__ASSIGNMENT__: Skip the pictures, and retype the data below in full, exactly.

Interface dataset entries
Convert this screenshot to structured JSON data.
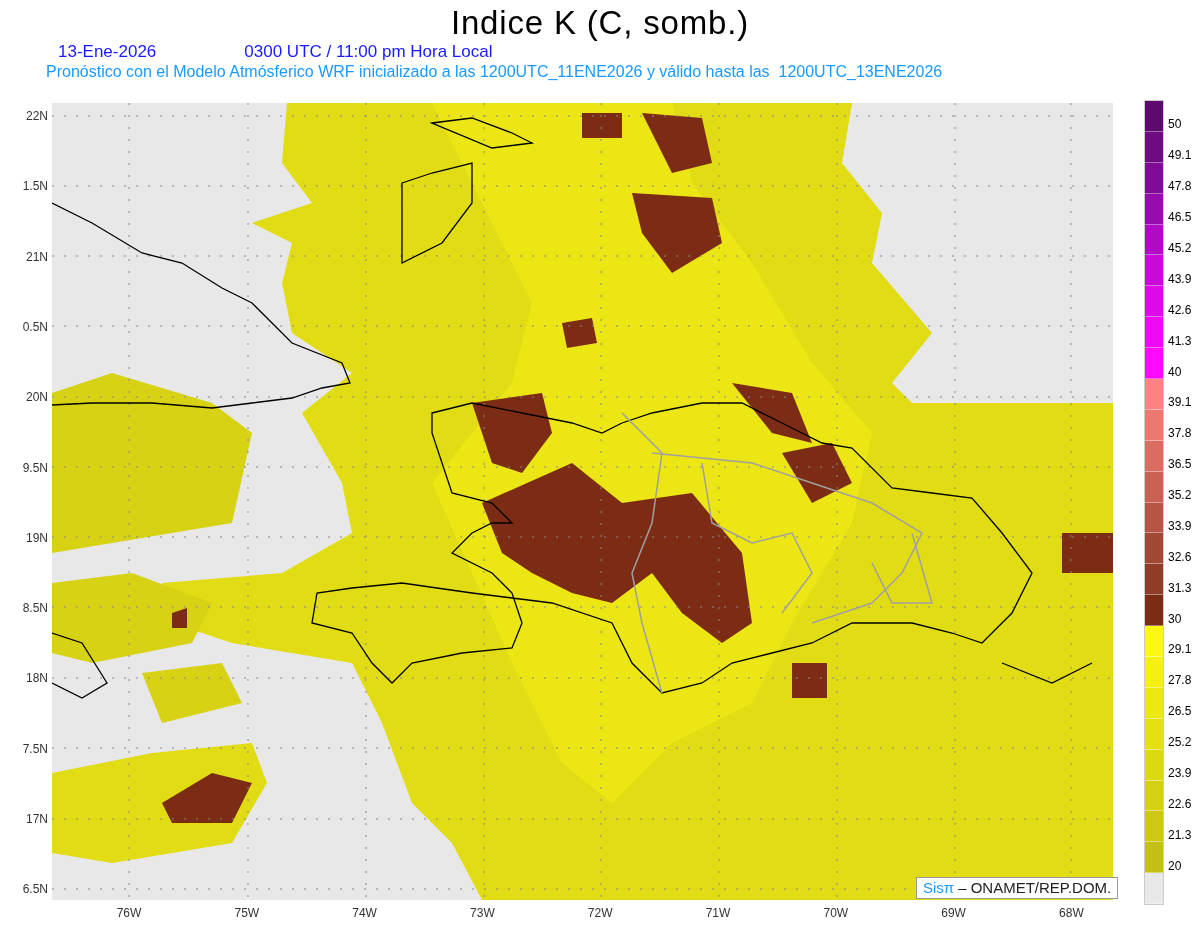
{
  "title": "Indice K (C, somb.)",
  "date": "13-Ene-2026",
  "time": "0300 UTC / 11:00 pm Hora Local",
  "subtitle": "Pronóstico con el Modelo Atmósferico WRF inicializado a las 1200UTC_11ENE2026 y válido hasta las  1200UTC_13ENE2026",
  "y_axis_labels": [
    "22N",
    "1.5N",
    "21N",
    "0.5N",
    "20N",
    "9.5N",
    "19N",
    "8.5N",
    "18N",
    "7.5N",
    "17N",
    "6.5N"
  ],
  "x_axis_labels": [
    "76W",
    "75W",
    "74W",
    "73W",
    "72W",
    "71W",
    "70W",
    "69W",
    "68W"
  ],
  "colorbar": [
    {
      "color": "#5c0a6e",
      "label": "50"
    },
    {
      "color": "#6e0a82",
      "label": "49.1"
    },
    {
      "color": "#820a98",
      "label": "47.8"
    },
    {
      "color": "#960aae",
      "label": "46.5"
    },
    {
      "color": "#b00ac4",
      "label": "45.2"
    },
    {
      "color": "#c80ad6",
      "label": "43.9"
    },
    {
      "color": "#dc0ae6",
      "label": "42.6"
    },
    {
      "color": "#ee0af2",
      "label": "41.3"
    },
    {
      "color": "#ff0aff",
      "label": "40"
    },
    {
      "color": "#ff8282",
      "label": "39.1"
    },
    {
      "color": "#ec7870",
      "label": "37.8"
    },
    {
      "color": "#dc6c62",
      "label": "36.5"
    },
    {
      "color": "#ca6052",
      "label": "35.2"
    },
    {
      "color": "#b85444",
      "label": "33.9"
    },
    {
      "color": "#a44836",
      "label": "32.6"
    },
    {
      "color": "#903c26",
      "label": "31.3"
    },
    {
      "color": "#7c2c14",
      "label": "30"
    },
    {
      "color": "#fcf814",
      "label": "29.1"
    },
    {
      "color": "#f4f014",
      "label": "27.8"
    },
    {
      "color": "#ece814",
      "label": "26.5"
    },
    {
      "color": "#e4e014",
      "label": "25.2"
    },
    {
      "color": "#dcd814",
      "label": "23.9"
    },
    {
      "color": "#d4d014",
      "label": "22.6"
    },
    {
      "color": "#ccc814",
      "label": "21.3"
    },
    {
      "color": "#c4c018",
      "label": "20"
    },
    {
      "color": "#e8e8e8"
    }
  ],
  "credit": {
    "logo": "Sisπ",
    "text": "– ONAMET/REP.DOM."
  }
}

__SOLUTION FOR THIS TASK__:
Convert this screenshot to structured JSON data.
{
  "title": "Indice K (C, somb.)",
  "date": "13-Ene-2026",
  "time": "0300 UTC / 11:00 pm Hora Local",
  "subtitle": "Pronóstico con el Modelo Atmósferico WRF inicializado a las 1200UTC_11ENE2026 y válido hasta las  1200UTC_13ENE2026",
  "y_axis_labels": [
    "22N",
    "1.5N",
    "21N",
    "0.5N",
    "20N",
    "9.5N",
    "19N",
    "8.5N",
    "18N",
    "7.5N",
    "17N",
    "6.5N"
  ],
  "x_axis_labels": [
    "76W",
    "75W",
    "74W",
    "73W",
    "72W",
    "71W",
    "70W",
    "69W",
    "68W"
  ],
  "colorbar": [
    {
      "color": "#5c0a6e",
      "label": "50"
    },
    {
      "color": "#6e0a82",
      "label": "49.1"
    },
    {
      "color": "#820a98",
      "label": "47.8"
    },
    {
      "color": "#960aae",
      "label": "46.5"
    },
    {
      "color": "#b00ac4",
      "label": "45.2"
    },
    {
      "color": "#c80ad6",
      "label": "43.9"
    },
    {
      "color": "#dc0ae6",
      "label": "42.6"
    },
    {
      "color": "#ee0af2",
      "label": "41.3"
    },
    {
      "color": "#ff0aff",
      "label": "40"
    },
    {
      "color": "#ff8282",
      "label": "39.1"
    },
    {
      "color": "#ec7870",
      "label": "37.8"
    },
    {
      "color": "#dc6c62",
      "label": "36.5"
    },
    {
      "color": "#ca6052",
      "label": "35.2"
    },
    {
      "color": "#b85444",
      "label": "33.9"
    },
    {
      "color": "#a44836",
      "label": "32.6"
    },
    {
      "color": "#903c26",
      "label": "31.3"
    },
    {
      "color": "#7c2c14",
      "label": "30"
    },
    {
      "color": "#fcf814",
      "label": "29.1"
    },
    {
      "color": "#f4f014",
      "label": "27.8"
    },
    {
      "color": "#ece814",
      "label": "26.5"
    },
    {
      "color": "#e4e014",
      "label": "25.2"
    },
    {
      "color": "#dcd814",
      "label": "23.9"
    },
    {
      "color": "#d4d014",
      "label": "22.6"
    },
    {
      "color": "#ccc814",
      "label": "21.3"
    },
    {
      "color": "#c4c018",
      "label": "20"
    },
    {
      "color": "#e8e8e8"
    }
  ],
  "credit": {
    "logo": "Sisπ",
    "text": "– ONAMET/REP.DOM."
  }
}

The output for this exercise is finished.